AUGUSTA, GA – Stating it is easier to use and provides infinitely more character than an electronic medical record (EMR), medical scribe Tim Penn prefers to use a quill with ink when performing documentation for physicians.
“There is something so classic and timeless about using a feather quill, sitting at a desk by the window, and by candlelight,” described Penn, who has always been a huge fan of the quill penmanship displayed on the Declaration of Independence and Magna Carta. “A computer mouse in the palm of my hand does nothing for me. But the feather of a Moulard duck? Now we’re talking.”
Before the advent of modern-day pens, a quill pen was used, which is basically a writing utensil made from the molted feather of a large bird.
“When talking about quills, I prefer goose feathers, followed by swan and turkey feathers,” Penn continued to explain. He went on a short tangent about feathers and capillary action before getting back to the topic at hand. “Though pigeon quills are crap, I’d much rather use that than our EMRs. As much as I love quill & ink, the fact of the matter is that EMRs are pieces of sh*t, pardon my French.”
Penn has a point. He showed me one history & physical he documented on the EMR: nothing too special. Then he showed me another history & physical he documented with quill & ink on a papyrus scroll no less, and one can’t deny the sheer beauty of the piece. Penn has incredibly beautiful handwriting and it should be showcased for other health care professionals and clinical documentation specialists to see.
Prolonged computer use can lead to carpel tunnel syndrome. Using quill & ink isn’t a pain-free proposition though, Penn says.

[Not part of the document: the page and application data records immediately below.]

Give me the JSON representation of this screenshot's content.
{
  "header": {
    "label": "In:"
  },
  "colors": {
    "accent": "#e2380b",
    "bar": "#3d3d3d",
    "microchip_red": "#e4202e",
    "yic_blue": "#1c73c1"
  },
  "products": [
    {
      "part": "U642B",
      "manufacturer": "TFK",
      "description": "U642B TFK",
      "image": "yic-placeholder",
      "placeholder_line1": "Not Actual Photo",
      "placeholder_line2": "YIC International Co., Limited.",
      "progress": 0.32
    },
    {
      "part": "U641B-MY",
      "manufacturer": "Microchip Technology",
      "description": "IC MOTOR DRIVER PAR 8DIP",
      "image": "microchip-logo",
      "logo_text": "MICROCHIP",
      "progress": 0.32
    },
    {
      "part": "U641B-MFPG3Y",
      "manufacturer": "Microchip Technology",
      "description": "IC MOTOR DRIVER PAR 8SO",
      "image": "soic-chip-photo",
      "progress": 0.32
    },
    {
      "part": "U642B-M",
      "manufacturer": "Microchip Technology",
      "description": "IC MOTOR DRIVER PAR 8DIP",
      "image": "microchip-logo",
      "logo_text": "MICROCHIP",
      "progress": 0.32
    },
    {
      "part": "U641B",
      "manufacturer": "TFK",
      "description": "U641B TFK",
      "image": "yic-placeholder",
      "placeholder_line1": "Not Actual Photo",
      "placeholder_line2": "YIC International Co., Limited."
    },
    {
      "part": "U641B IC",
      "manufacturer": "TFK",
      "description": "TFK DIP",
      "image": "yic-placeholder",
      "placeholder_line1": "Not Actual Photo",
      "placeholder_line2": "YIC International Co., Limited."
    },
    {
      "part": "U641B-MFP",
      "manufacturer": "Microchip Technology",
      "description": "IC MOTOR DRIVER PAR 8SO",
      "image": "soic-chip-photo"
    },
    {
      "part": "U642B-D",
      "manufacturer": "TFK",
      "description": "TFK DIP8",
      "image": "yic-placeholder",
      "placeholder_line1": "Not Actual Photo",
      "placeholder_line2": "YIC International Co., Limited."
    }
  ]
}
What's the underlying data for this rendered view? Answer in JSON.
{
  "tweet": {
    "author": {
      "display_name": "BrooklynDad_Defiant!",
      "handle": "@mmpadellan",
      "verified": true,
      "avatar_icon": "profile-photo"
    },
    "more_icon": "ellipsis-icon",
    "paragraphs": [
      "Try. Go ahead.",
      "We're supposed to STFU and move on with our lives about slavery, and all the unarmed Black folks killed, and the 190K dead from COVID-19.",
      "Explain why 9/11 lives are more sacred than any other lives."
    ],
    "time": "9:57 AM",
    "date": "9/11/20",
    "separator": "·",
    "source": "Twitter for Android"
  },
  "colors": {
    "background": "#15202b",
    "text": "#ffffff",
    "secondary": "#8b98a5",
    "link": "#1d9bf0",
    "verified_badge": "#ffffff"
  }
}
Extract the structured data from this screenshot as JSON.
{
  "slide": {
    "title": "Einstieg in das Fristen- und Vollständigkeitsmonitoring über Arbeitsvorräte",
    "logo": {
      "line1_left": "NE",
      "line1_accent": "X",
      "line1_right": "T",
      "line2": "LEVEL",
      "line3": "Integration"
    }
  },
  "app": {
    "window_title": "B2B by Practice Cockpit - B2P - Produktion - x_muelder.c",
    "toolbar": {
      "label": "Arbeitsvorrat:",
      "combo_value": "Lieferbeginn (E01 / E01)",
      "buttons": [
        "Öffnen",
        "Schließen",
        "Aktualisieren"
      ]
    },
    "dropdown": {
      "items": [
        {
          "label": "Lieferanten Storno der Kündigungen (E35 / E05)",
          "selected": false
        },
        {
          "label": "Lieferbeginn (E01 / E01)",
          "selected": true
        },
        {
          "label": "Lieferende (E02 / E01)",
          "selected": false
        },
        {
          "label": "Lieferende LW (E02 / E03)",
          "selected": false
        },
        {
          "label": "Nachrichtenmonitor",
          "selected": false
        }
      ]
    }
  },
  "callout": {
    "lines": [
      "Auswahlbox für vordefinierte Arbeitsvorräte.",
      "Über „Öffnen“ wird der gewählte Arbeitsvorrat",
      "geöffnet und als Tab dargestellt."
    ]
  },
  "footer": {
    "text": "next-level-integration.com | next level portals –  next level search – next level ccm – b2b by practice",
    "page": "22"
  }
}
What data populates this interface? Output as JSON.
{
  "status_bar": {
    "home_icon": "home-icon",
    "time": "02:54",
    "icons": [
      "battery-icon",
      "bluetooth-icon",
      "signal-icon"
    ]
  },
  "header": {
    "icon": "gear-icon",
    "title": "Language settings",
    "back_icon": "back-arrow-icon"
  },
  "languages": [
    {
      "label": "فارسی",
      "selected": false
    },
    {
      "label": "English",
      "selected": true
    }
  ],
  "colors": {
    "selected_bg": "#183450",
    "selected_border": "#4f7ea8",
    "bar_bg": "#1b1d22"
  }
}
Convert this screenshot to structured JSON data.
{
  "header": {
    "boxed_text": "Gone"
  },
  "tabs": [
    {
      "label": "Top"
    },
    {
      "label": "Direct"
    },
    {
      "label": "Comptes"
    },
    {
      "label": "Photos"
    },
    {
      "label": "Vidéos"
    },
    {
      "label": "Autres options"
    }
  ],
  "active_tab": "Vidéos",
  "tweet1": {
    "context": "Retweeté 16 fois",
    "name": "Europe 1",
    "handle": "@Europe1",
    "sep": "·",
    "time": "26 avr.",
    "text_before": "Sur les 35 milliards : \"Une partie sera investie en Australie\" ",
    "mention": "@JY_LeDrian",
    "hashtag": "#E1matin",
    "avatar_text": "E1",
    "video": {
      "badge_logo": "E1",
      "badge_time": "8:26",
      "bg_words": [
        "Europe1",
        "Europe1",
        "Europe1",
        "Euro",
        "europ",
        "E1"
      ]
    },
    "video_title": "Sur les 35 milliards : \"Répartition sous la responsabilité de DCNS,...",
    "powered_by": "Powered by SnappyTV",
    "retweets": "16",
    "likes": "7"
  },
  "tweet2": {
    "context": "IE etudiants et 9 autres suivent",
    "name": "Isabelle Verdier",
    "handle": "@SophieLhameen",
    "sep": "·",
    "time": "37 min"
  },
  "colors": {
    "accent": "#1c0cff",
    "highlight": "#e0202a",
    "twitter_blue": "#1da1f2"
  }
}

“More so than the development of the fountain pen, I think quill wrist is what led many writers to abandon it,” Penn said, dipping his 14-inch ostrich feather into his ink well. “But these sharp strokes are unmatched and there’s one added benefit: I’ve never, ever lost an ostrich quill. Think about it. How would I ever lose this?!”